HM: What is the most memorable/notable experience in the Maldives?
ML: The lead-up and the opening of the resort back in February 2014 ranks high on our list of memorable experiences, it was intense, challenging and loads of fun. A great team effort to frantically rush into operation at last moment’s notice.
From there, things only got and continue getting better. Another aspect which we certainly continue to enjoy is keeping seeing again return guests come back to Kandolhu, time and time again. Familiar faces visiting again warms us deeply and is the best reward for the job that we and the team do.
LR: The day we finally arrived at Kandolhu, after spending 2 months on our sister island Kuramathi waiting for the construction phase to be completed.

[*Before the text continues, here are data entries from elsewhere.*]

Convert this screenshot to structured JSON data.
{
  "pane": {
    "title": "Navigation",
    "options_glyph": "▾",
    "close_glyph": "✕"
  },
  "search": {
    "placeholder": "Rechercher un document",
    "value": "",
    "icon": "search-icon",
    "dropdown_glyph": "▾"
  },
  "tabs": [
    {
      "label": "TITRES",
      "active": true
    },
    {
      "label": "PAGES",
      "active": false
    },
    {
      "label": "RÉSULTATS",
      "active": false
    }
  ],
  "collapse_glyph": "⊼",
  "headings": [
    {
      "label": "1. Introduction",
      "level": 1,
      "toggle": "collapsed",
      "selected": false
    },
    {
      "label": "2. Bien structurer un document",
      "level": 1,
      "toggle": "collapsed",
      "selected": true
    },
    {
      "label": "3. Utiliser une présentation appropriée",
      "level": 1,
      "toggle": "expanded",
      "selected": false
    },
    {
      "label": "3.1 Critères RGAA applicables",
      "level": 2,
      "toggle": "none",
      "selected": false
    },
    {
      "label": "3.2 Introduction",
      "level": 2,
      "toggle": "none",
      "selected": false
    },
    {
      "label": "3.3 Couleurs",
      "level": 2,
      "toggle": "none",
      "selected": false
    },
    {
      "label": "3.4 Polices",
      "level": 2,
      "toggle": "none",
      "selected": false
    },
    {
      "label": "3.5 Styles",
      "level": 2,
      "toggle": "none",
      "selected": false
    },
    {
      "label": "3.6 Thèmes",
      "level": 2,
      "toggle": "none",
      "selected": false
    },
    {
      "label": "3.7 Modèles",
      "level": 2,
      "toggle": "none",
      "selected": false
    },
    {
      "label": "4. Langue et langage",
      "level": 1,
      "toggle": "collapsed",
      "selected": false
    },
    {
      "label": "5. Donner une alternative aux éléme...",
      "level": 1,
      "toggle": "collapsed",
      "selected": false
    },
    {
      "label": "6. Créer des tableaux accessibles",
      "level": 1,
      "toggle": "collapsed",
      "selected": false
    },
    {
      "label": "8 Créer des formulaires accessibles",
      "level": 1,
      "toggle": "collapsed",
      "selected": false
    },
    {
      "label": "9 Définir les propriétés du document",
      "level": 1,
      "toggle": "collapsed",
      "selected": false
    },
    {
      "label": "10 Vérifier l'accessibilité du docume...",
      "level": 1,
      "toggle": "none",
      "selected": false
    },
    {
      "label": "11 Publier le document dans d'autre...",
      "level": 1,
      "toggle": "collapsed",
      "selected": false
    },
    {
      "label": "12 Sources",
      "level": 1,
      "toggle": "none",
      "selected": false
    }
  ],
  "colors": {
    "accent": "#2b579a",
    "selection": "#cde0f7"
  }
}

Walking around the tiny island that we would be calling home for the foreseeable future and seeing the final product.
Meeting the opening team we would be living and working with, and have the opportunity to come together over the following days when everyone had to work together to complete final preparations, ready to welcome our first guests.
HM: What does it take to operate/manage a resort in the Maldives, given the “one-island-one-resort” nature?
ML: As is in many parts of the remote world, it takes a sense of adventure and commitment first to begin the work in these locations. Then a sense of passion for the work that you do and eagerness to achieve. In far-flung places you need to be able to adapt and you need to embrace change.
On the supply and logistics side, it’s an exercise in timing and great patience. This last point is important. Rethinking processes and getting used to how things are done in your locale is key. Given you live and work the job, it’s important to accept this type of lifestyle, to be ok with it and make the most of it.
HM: Explain a typical working day in Kandolhu. How do you find time for yourselves (family time) during your busy schedule?
ML: Morning begins with a quick email clear, morning meeting, and power through tasks continually eliminating the ‘to do list’ (which never ends by the way), in between scheduled and informal meetings are had all around the property.
Visibility is important so checking in with guests is paramount, especially at night time once the working day is over, our role evolves to hosts where we thrive getting to know who’s taken the time in choosing to stay with us.
An hour or so midday for rest or exercise, and the occasional day or afternoon off to enjoy the beauty that surrounds us. Hopping over to a nearby sandbank together allows us to break away from the daily norm and spend time together undisturbed.
HM: What are the pros and cons for the both of you to work at the same resort island?
ML: To be honest we had no idea if this arrangement would be successful, with only a limited time spent working together in Bali, although it’s been overwhelmingly positive, and we complement each other’s strengths and pull each other up from our weaknesses. We execute best when we both provide input into the process until completion. Having a companion on the same small piece of real estate assures you will never be lonely.
HM: Finally, what are your future plans? What great undertaking have you both planned for the near future?
ML: We love the Maldives! For the foreseeable future, we intend on remaining here and steer Kandolhu through what we hope is a continued success, and ticking things off the list that amount to small change and the evolution of the resort, in the interest of our team and our guests.
We enjoy working with Universal Resorts and they’ve supported us immensely through our journey, allowing us to leave our mark on this island. Excitingly enough, we are at the same time preparing for the building of a new lakeside home in Canada, which would serve as a home base in years to come, as we continue to travel and work around the world.